When disaster strikes, Arkansans respond in big ways. In my weekly address last week, I commended the folks who rushed to northeast Arkansas after the spring storms and to south Texas after Harvey. And no doubt, a fair number of Arkansans will show up in south Florida if Hurricane Irma ravages the state as the forecasters are predicting.
In my time as governor, I have become painfully aware of a devastation of another sort – the wreckage of families and the innocent children who end up in the state’s child-welfare system.
In the same way that I have witnessed the rush to assist during natural disasters, I have watched with admiration as our fellow Arkansans have rushed to aid these kids who, through no fault of their own, find themselves in the care of strangers.
In an effort to aid those children, we have held two statewide Restore Hope summits. At the second summit that just wrapped up this afternoon, I met hundreds of people who devote their lives and give their hearts to these children hoping for a better chance at a good and safe life.

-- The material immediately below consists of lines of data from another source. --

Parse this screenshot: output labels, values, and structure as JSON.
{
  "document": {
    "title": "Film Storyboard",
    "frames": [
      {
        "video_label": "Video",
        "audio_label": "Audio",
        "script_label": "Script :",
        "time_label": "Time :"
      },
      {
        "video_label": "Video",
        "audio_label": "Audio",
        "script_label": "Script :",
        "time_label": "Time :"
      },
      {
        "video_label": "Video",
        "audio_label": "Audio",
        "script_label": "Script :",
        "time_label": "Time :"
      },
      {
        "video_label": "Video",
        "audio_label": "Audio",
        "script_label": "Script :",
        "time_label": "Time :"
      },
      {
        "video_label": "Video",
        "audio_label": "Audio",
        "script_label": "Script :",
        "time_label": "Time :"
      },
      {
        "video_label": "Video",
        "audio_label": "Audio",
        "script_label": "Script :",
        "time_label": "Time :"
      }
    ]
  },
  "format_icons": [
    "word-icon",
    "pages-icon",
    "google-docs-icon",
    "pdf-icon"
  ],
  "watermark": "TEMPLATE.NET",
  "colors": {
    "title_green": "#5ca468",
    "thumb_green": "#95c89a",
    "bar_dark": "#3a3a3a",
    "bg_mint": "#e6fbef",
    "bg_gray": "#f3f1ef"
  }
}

At the time I took office, I talked with a lot of people who already were in the trenches doing good work. Many suggested ways we could improve what we were doing and proposed ways we could do more.
I am happy to report some dramatic improvements as state agencies partnered with members of the faith community and with nonprofits.

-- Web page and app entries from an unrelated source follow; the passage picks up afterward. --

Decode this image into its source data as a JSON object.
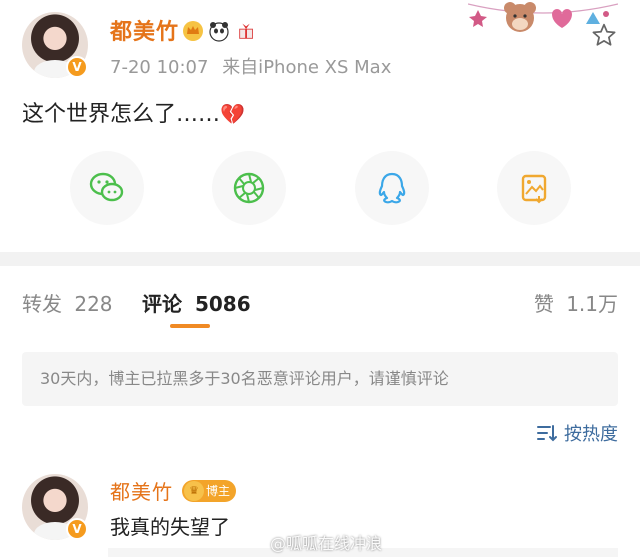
{
  "post": {
    "username": "都美竹",
    "verified_mark": "V",
    "time": "7-20 10:07",
    "source": "来自iPhone XS Max",
    "content_text": "这个世界怎么了……",
    "content_emoji": "💔",
    "badges": [
      "crown-badge",
      "panda-badge",
      "gift-badge"
    ]
  },
  "share": {
    "icons": [
      "wechat-icon",
      "moments-icon",
      "qq-icon",
      "save-image-icon"
    ]
  },
  "tabs": {
    "repost_label": "转发",
    "repost_count": "228",
    "comment_label": "评论",
    "comment_count": "5086",
    "like_label": "赞",
    "like_count": "1.1万"
  },
  "notice": {
    "text": "30天内，博主已拉黑多于30名恶意评论用户，请谨慎评论"
  },
  "sort": {
    "label": "按热度"
  },
  "comment": {
    "username": "都美竹",
    "badge_label": "博主",
    "text": "我真的失望了"
  },
  "watermark": {
    "text": "@呱呱在线冲浪"
  },
  "colors": {
    "username": "#e5741a",
    "accent": "#f08a24",
    "link": "#3e6c9e",
    "wechat": "#4cbf4c",
    "moments": "#4cbf4c",
    "qq": "#3ba7e8",
    "save": "#f0a830"
  }
}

One of the first things we needed to accomplish was to increase the number of foster families. Since August 2015, the number of foster homes has increased from 1,300 to 1,800 – a big difference.
We have slowed the growth of the number of children in foster care. Based on our best information, we had predicted there would be 5,800 foster kids by August of this year, but we kept the actual total to 5,100.
We needed more money for caseworkers, so I asked the General Assembly for $24 million to hire more caseworkers to help our children. Your legislators approved the request with bipartisan enthusiasm. The load for our caseworkers has dropped from 28 cases each to 22 cases, and we’re continuing our efforts to lower that number still to meet national standards.
We have cut the number of overdue investigations from 721 to 51. That is significant. Think about what that means. We have greatly reduced the number of children who are in imminent danger through neglect or violence.
We have placed 29 percent of all children with relatives, which is a six percent improvement.
When the faith and nonprofit communities get involved, we can minister to the heart of a person, and when you minister to the heart – whether it’s an innocent child or an adult looking for a second chance, you change lives.
Arkansans show compassion in difficult times, and for that reason, I am honored to be your governor.